▶ TASK DESCRIPTION
Pick every line out of the entries below that has the string "size", and copy it.

[RECORDS FOR THE TASK Boundary: Start]

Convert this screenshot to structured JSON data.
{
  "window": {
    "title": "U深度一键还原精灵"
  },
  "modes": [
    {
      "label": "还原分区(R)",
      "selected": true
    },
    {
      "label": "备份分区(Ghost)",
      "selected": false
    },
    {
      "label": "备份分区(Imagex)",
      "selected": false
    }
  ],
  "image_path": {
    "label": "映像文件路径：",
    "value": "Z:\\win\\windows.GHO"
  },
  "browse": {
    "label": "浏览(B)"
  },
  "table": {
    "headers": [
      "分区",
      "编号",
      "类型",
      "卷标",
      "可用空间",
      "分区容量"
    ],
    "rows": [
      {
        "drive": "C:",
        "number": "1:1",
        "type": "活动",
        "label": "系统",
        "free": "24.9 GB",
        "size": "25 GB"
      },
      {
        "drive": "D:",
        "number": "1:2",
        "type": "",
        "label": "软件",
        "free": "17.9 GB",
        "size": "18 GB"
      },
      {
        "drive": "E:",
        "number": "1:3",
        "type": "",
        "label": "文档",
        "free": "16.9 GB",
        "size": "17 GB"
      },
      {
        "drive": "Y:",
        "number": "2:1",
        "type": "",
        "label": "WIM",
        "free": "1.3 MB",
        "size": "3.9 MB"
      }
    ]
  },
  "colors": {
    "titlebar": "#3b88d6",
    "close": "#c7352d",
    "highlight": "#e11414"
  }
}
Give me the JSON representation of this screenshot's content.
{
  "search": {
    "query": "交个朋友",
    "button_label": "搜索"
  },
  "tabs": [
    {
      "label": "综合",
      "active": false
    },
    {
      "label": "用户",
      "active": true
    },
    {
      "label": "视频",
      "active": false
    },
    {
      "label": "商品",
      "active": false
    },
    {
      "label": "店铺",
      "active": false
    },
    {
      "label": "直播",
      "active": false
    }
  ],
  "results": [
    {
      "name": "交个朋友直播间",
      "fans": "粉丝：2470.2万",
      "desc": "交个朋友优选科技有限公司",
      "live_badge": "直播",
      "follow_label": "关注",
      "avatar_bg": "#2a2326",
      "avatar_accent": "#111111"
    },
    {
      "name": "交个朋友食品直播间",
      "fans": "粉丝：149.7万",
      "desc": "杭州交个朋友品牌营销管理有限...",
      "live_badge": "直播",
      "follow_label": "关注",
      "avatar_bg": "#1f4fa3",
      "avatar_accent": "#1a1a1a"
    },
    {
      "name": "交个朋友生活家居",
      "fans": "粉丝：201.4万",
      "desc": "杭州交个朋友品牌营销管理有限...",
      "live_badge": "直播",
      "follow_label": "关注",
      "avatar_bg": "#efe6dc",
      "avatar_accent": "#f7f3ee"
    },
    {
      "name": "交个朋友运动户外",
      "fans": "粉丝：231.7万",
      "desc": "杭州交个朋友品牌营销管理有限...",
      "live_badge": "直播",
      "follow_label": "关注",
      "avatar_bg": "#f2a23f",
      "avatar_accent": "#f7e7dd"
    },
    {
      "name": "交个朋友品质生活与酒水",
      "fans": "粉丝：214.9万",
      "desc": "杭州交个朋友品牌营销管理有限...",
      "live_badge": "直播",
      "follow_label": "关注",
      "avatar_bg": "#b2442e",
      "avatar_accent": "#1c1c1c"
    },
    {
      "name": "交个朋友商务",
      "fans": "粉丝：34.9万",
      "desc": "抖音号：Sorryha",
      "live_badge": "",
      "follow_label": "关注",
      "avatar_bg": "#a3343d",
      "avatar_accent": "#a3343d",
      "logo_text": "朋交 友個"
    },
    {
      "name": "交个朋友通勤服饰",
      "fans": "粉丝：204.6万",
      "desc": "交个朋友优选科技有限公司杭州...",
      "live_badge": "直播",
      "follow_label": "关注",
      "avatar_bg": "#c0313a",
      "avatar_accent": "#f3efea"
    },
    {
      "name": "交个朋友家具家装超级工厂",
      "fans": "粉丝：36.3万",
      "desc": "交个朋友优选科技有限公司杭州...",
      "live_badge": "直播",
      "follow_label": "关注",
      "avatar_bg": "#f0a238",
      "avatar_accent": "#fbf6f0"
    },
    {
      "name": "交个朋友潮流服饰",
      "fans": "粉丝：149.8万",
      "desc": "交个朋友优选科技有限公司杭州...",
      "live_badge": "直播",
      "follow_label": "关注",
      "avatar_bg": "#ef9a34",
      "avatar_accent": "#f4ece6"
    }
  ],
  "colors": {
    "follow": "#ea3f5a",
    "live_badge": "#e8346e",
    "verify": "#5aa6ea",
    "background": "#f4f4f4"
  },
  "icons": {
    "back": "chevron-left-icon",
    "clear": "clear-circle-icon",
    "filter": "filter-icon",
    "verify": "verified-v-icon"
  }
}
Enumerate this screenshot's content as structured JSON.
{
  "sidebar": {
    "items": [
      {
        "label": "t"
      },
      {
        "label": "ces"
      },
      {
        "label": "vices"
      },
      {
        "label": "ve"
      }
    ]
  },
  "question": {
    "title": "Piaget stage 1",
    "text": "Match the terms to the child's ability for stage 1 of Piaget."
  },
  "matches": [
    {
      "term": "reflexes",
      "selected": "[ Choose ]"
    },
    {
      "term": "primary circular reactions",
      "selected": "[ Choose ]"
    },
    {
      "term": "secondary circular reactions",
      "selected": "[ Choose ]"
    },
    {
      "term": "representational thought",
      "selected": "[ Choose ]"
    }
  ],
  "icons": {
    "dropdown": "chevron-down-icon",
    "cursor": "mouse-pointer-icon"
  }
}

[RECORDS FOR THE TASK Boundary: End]

▶ FINAL ANSWER
        "size": "25 GB"
        "size": "18 GB"
        "size": "17 GB"
        "size": "3.9 MB"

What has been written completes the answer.